‐All three campaigns showed up to press their case with members. But the Cruz campaign seemed to best take advantage of the media-heavy environment — of the three campaigns, their push was the most visible. Campaign manager Jeff Roe held a gaggle with reporters after he and his team briefed RNC members Wednesday morning. Cruz held a press conference later. And he made a great show of moving from meeting to meeting with members that day, marching through the hotel trailed by an intimidating, hard-to-miss entourage of top campaign staffers. His team was highly visible throughout the hotel, working members and press alike. Even after Cruz left, Saul Anuzis, who is organizing Cruz’s delegate strategy, was a almost constantly visible presence in and outside meetings, attending everything and always talking to someone.

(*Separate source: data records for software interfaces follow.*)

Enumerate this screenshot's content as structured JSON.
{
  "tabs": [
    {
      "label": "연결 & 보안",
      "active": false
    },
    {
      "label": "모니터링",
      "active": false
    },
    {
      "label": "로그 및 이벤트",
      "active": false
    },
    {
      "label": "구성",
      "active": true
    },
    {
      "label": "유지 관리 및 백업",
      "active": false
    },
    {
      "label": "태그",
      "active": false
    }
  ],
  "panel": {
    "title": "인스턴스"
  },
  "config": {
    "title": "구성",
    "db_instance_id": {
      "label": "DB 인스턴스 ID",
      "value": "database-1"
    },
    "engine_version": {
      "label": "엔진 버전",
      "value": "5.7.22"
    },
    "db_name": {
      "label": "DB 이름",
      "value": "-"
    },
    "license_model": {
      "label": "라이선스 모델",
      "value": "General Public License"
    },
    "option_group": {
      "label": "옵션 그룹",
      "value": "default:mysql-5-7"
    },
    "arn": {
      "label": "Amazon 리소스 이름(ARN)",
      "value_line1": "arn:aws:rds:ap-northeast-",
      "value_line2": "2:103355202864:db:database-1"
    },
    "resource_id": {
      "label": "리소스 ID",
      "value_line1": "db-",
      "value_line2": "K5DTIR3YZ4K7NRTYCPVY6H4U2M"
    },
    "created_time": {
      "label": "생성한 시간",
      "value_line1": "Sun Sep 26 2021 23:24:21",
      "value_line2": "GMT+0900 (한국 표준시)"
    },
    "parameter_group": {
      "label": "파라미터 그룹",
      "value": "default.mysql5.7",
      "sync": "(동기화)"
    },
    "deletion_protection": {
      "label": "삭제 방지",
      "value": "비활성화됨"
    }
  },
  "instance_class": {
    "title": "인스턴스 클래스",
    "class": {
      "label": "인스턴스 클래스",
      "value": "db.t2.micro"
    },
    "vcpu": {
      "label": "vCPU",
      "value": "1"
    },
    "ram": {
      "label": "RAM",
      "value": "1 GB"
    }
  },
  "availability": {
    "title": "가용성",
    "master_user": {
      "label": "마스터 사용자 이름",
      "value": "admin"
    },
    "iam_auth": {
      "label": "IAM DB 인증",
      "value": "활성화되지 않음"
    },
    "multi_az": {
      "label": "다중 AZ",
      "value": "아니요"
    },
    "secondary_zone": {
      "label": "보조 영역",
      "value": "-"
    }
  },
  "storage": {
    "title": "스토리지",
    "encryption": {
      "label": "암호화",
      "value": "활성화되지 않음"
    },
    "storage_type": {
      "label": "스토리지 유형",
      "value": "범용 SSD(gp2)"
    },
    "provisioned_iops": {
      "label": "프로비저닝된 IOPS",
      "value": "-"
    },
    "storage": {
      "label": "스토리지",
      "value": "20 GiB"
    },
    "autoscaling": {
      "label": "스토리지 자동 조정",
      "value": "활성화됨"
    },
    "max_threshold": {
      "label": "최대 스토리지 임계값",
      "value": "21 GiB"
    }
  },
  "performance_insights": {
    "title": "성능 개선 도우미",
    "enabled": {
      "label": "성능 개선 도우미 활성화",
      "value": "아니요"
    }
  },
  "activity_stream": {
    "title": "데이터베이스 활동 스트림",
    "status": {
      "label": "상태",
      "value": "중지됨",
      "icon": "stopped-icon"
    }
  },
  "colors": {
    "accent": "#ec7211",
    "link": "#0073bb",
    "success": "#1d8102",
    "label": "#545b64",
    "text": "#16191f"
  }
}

The Kasich campaign’s efforts seemed to take place more behind the scenes, members said. Kasich himself spoke to members and held a press conference, but he was a less visible presence on Wednesday. Mike Biundo, who is running his delegate strategy, was often present, and campaign John Weaver could be seen moving through the hotel during the day on Thursday. But their efforts were less conspicuous, in part, perhaps, because the argument Kasich’s team is making is a more “esoteric” one, as Ohio GOP Chairman and staunch Kasich backer Matt Borges puts it. Kasich’s team sees his path opening up if the convention goes to a third or fourth ballot. “We’ve just got to ask folks to hang in there,” Borges says.

Trump’s campaign team also showed up, though the candidate himself did not make an appearance. Ben Carson was the campaign’s top surrogate in Trump’s absence.​ And Paul Manafort, Rick Wiley, and Ed Brookover addressed an overflowing room of members and guests Thursday afternoon. (Some members said they stepped outside at a certain point because it was simply too hot and crowded to stay in the room.) Their message: Having brought in a more professional campaign team, Trump himself is becoming a more professional candidate.

“He’s trying to moderate,” Carson told reporters of Trump. “He’s getting better. It doesn’t happen overnight.”

It was not clear that Trump had sent the most effective surrogates. Florida governor Rick Scott, who endorsed Trump, addressed members at a luncheon Thursday, but did not take the opportunity to talk up his guy. At a press conference afterward, Scott was more focused on boosting his home state, and declined to engage with reporters on why he had not used his time to help Trump. Asked why he was chosen to attend, Carson was blunt: “I didn’t ask to come,” he told reporters. “They asked me.”

Recommended

The Latest